<<<<
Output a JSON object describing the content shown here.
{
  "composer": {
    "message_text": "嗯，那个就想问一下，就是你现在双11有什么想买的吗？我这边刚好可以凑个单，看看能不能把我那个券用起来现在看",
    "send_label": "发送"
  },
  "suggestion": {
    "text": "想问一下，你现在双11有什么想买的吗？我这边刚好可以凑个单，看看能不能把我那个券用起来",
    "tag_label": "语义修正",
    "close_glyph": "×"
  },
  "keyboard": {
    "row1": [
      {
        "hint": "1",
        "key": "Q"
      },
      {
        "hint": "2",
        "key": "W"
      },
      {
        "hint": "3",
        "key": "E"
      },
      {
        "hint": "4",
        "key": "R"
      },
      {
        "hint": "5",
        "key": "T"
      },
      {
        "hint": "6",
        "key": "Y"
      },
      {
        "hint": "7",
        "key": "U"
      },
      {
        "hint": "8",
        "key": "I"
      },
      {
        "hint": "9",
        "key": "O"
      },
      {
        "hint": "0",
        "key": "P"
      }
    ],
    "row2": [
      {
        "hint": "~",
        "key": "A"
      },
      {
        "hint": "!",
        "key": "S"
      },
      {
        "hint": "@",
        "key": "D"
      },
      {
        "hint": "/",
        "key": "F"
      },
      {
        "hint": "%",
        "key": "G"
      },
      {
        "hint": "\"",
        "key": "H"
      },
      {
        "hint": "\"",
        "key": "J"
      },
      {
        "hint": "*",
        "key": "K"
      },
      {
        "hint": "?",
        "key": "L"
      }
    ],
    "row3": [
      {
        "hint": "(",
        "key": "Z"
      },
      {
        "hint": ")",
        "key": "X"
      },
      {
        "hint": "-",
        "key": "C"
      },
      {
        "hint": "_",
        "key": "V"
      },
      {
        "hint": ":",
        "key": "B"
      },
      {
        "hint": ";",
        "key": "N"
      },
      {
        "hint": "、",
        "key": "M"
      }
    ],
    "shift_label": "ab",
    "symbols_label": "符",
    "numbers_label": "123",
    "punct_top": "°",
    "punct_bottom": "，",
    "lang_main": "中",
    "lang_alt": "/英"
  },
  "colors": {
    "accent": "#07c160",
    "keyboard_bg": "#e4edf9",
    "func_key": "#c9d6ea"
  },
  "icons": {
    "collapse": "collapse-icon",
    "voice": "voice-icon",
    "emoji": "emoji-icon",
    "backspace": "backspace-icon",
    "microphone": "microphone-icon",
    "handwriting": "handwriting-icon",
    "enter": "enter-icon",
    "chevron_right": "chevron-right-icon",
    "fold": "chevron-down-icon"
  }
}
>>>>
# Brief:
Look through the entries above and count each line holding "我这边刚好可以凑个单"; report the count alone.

# Response to this task:
2